BEGIN Materials provided

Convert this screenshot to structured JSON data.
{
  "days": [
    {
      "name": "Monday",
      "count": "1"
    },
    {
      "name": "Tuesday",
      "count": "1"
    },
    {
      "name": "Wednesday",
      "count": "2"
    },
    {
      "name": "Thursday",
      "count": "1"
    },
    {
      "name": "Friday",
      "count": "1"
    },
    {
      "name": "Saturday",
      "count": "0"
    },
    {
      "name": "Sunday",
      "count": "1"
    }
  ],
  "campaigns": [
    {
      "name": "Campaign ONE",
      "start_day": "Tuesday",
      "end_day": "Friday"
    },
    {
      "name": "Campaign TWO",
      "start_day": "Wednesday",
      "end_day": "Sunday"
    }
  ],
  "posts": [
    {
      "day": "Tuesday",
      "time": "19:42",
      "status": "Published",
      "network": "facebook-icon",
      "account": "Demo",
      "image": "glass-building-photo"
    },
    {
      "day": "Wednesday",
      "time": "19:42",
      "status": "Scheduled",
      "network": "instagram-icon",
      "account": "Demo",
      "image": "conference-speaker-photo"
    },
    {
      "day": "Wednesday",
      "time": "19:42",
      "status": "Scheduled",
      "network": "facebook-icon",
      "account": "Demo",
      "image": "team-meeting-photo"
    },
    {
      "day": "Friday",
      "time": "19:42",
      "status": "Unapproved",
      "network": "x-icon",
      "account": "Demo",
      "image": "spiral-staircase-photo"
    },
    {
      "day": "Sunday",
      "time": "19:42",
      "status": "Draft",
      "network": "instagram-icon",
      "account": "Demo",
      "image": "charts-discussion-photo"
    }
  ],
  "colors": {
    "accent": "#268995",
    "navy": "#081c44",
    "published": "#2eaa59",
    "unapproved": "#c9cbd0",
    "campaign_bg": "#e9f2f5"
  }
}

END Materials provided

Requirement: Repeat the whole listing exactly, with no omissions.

Result:
Convert this screenshot to structured JSON data.
{
  "days": [
    {
      "name": "Monday",
      "count": "1"
    },
    {
      "name": "Tuesday",
      "count": "1"
    },
    {
      "name": "Wednesday",
      "count": "2"
    },
    {
      "name": "Thursday",
      "count": "1"
    },
    {
      "name": "Friday",
      "count": "1"
    },
    {
      "name": "Saturday",
      "count": "0"
    },
    {
      "name": "Sunday",
      "count": "1"
    }
  ],
  "campaigns": [
    {
      "name": "Campaign ONE",
      "start_day": "Tuesday",
      "end_day": "Friday"
    },
    {
      "name": "Campaign TWO",
      "start_day": "Wednesday",
      "end_day": "Sunday"
    }
  ],
  "posts": [
    {
      "day": "Tuesday",
      "time": "19:42",
      "status": "Published",
      "network": "facebook-icon",
      "account": "Demo",
      "image": "glass-building-photo"
    },
    {
      "day": "Wednesday",
      "time": "19:42",
      "status": "Scheduled",
      "network": "instagram-icon",
      "account": "Demo",
      "image": "conference-speaker-photo"
    },
    {
      "day": "Wednesday",
      "time": "19:42",
      "status": "Scheduled",
      "network": "facebook-icon",
      "account": "Demo",
      "image": "team-meeting-photo"
    },
    {
      "day": "Friday",
      "time": "19:42",
      "status": "Unapproved",
      "network": "x-icon",
      "account": "Demo",
      "image": "spiral-staircase-photo"
    },
    {
      "day": "Sunday",
      "time": "19:42",
      "status": "Draft",
      "network": "instagram-icon",
      "account": "Demo",
      "image": "charts-discussion-photo"
    }
  ],
  "colors": {
    "accent": "#268995",
    "navy": "#081c44",
    "published": "#2eaa59",
    "unapproved": "#c9cbd0",
    "campaign_bg": "#e9f2f5"
  }
}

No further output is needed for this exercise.